I haven't written a post in a long time. Many reasons. First, life has been busy with work, family and training. And secondly, because I just haven't felt up to it. My Dad passed away on January 17 at the age of 86. Two weeks ago today. And I felt I could get back to writing this thing without first mentioning it.
His last 18 months of life hadn't been very good. In August of 2007, he entered a nursing home after falling and dislocating his artificial hip. Unfortunately, they were not able to operate to replace it because of his age and the weakness of his heart. So, he was confined to a wheelchair. And that was just not good a good scenario for him. He was a life long athlete, a very independent person and strong as an ox. To see him in a position of weakness was not right. His mind was starting to go as well so he had the beginnings of dementia, which, in a strange way was almost better for his physical condition. He simply thought everyday in the nursing home was his first and his last. He had lost track of time.

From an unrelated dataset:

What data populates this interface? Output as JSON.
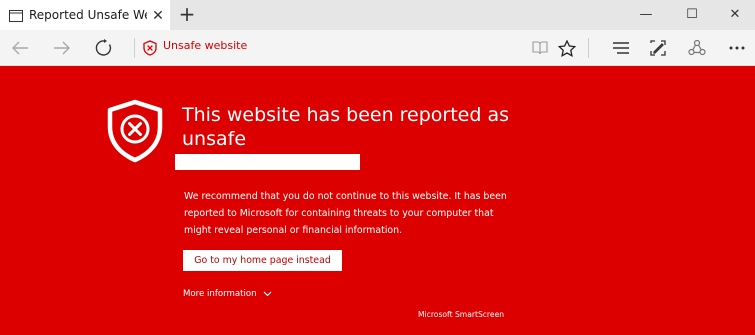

The last few days were tough on everyone as they were spent by his bed in a local hospice. Hospice is end of life care so there are no needles, no IV's, no nutrition to keep him alive. Only oxygen and morphine. The staff of the hospice was wonderful. And what I learned during his ordeal is that you have to be a very special person to work in a hospice. Everyone was very comforting and very positive.
At around 6:45 PM on Saturday night, I left the room with my brother Al and my nephew Glenn saying goodbye to my Father for the last time. My father's breathing had become very labored. In fact, the nurse said that his mind was elsewhere now and it was a matter of time before his body would give out. At 12:10 AM Sunday morning, Al called to give me the news. Of course I knew right away. The ring of the phone has a diiferent tone when someone is calling with bad news.
Although, I know my Father is in a better place now and his pain has ended, it's tough to comprehend. I have had much younger family members die before but a parent is different no matter what age. I think it's the feeling of exposure. One of the people responsible for bringing you into the world is now no longer here. Even though I am grown and with a family of my own, I feel a little less protected now that he is gone.
All I am is a middle of the pack, 47 year old amateur triathlete. But, what the heck, I will dedicate my races to my Dad this year. No one will notice. No one will really care. And that's fine with me. And maybe as I cross the finish line at Lake Placid in July, I'll point to the sky like major league baseball players do after they cross homeplate.